--- START ---
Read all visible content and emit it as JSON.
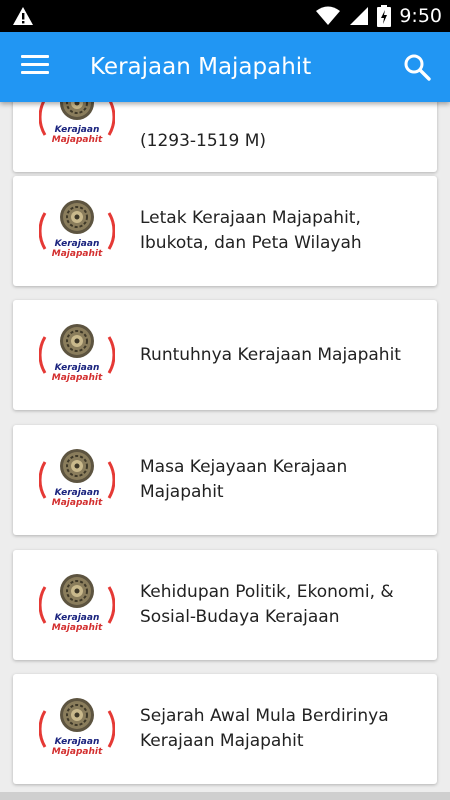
{
  "status_bar": {
    "time": "9:50"
  },
  "app_bar": {
    "title": "Kerajaan Majapahit"
  },
  "logo_text": {
    "line1": "Kerajaan",
    "line2": "Majapahit"
  },
  "items": [
    {
      "label": "(1293-1519 M)"
    },
    {
      "label": "Letak Kerajaan Majapahit, Ibukota, dan Peta Wilayah"
    },
    {
      "label": "Runtuhnya Kerajaan Majapahit"
    },
    {
      "label": "Masa Kejayaan Kerajaan Majapahit"
    },
    {
      "label": "Kehidupan Politik, Ekonomi, & Sosial-Budaya Kerajaan"
    },
    {
      "label": "Sejarah Awal Mula Berdirinya Kerajaan Majapahit"
    }
  ],
  "colors": {
    "app_bar": "#2196F3",
    "logo_ring": "#e53935",
    "logo_text_blue": "#1a237e",
    "logo_text_red": "#d32f2f"
  },
  "icons": {
    "menu": "hamburger-menu-icon",
    "search": "search-icon",
    "warning": "warning-icon",
    "wifi": "wifi-icon",
    "signal": "cell-signal-icon",
    "battery": "battery-charging-icon"
  }
}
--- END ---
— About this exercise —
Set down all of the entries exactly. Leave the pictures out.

— Exercise solution —
Read all visible content and emit it as JSON.
{
  "status_bar": {
    "time": "9:50"
  },
  "app_bar": {
    "title": "Kerajaan Majapahit"
  },
  "logo_text": {
    "line1": "Kerajaan",
    "line2": "Majapahit"
  },
  "items": [
    {
      "label": "(1293-1519 M)"
    },
    {
      "label": "Letak Kerajaan Majapahit, Ibukota, dan Peta Wilayah"
    },
    {
      "label": "Runtuhnya Kerajaan Majapahit"
    },
    {
      "label": "Masa Kejayaan Kerajaan Majapahit"
    },
    {
      "label": "Kehidupan Politik, Ekonomi, & Sosial-Budaya Kerajaan"
    },
    {
      "label": "Sejarah Awal Mula Berdirinya Kerajaan Majapahit"
    }
  ],
  "colors": {
    "app_bar": "#2196F3",
    "logo_ring": "#e53935",
    "logo_text_blue": "#1a237e",
    "logo_text_red": "#d32f2f"
  },
  "icons": {
    "menu": "hamburger-menu-icon",
    "search": "search-icon",
    "warning": "warning-icon",
    "wifi": "wifi-icon",
    "signal": "cell-signal-icon",
    "battery": "battery-charging-icon"
  }
}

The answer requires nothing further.